That last part is the key: where some fall, others will take their places. Those of us who grew up with a certain style of game don’t have to play them on old consoles or emulators, we can simply get some of the amazing work that’s being made today, by people just like us. And while the death of AAA gaming, and the publishers pushing it out, will result in less games like The Last of Us, it will also result in less games like Aliens: Colonial Marines. Even better, the market shows that we don’t need those massive budget games to have amazing experiences. Yes, The Last of Us was unbelievable, but so was To The Moon, and it cost $50 less.
I could care less if EA, Ubisoft and other massive publishers survive this shift. I find it ironic that people who celebrate the free market cry when that market bites them in the rears. Companies need to either adapt or die, and if they end up doing the latter, no one should mourn their death. Personally, I’ll be too busy playing Knights of Pen and Paper ($10) to care.
EDIT: I accidentally wrote Rogue Galaxy instead of Rogue Legacy. This has been fixed. Whoops.
1 – Most people would argue for Madden instead of FIFA. My answer to that is, no one in Europe is buying Madden… but *everyone* is buying it in Europe. FIFA’s sales numbers blow Madden’s away.

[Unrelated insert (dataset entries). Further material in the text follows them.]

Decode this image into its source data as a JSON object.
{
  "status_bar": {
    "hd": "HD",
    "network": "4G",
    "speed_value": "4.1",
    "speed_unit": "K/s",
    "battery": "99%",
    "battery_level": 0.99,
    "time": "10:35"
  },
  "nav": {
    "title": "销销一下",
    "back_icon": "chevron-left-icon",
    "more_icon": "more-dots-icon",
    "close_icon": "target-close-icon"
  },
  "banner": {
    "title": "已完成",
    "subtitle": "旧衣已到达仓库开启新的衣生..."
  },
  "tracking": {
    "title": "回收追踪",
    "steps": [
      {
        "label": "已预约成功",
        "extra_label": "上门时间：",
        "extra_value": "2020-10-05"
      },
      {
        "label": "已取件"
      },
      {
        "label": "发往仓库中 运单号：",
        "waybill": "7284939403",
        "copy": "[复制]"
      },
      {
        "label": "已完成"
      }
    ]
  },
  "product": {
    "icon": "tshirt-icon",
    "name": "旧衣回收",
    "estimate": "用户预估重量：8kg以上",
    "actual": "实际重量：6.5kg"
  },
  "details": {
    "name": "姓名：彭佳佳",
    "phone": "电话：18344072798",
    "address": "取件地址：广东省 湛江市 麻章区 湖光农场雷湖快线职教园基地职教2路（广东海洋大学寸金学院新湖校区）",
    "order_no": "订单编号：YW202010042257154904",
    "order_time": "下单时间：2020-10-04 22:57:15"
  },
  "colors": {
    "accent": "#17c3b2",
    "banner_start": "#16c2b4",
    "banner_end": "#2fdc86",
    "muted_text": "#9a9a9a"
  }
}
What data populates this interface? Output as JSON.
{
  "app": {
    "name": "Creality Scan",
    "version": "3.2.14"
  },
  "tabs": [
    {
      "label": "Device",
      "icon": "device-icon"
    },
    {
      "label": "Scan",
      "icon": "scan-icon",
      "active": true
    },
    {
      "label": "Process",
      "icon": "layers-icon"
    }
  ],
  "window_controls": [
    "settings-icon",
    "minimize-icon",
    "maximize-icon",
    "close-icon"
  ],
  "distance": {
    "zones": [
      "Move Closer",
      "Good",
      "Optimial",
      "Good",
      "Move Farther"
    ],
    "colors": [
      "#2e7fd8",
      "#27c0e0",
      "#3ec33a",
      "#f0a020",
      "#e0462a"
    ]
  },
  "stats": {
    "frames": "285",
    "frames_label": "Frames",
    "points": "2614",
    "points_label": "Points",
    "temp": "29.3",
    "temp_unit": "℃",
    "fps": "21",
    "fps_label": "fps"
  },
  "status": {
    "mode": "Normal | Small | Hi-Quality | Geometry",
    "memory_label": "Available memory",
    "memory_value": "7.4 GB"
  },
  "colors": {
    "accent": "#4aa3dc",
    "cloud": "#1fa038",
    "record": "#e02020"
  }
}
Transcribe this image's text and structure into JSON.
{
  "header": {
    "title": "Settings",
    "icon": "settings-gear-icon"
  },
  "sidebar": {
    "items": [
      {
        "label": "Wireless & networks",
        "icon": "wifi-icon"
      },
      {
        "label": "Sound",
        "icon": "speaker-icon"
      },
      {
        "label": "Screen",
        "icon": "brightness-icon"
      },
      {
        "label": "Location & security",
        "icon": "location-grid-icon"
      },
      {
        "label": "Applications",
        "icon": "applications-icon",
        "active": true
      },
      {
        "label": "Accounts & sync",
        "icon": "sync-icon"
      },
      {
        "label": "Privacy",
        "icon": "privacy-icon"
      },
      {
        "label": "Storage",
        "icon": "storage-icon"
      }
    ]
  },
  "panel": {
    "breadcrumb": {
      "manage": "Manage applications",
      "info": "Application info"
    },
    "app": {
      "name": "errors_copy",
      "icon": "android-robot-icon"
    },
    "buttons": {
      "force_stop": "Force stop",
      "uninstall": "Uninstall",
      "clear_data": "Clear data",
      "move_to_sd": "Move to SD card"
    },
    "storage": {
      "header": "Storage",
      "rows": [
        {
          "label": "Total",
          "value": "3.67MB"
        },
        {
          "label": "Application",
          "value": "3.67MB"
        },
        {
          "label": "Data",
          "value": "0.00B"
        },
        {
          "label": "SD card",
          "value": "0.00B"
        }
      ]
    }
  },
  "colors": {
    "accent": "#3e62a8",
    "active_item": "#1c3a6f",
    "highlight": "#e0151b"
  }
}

2 – http://www.gamasutra.com/blogs/RaminShokrizade/20130626/194933/The_Top_F2P_Monetization_Tricks.php
3 – For sports fans unfamiliar with Taylor’s work: imagine if ESPN’s Kenny Mayne was Canadian, and even more obnoxious.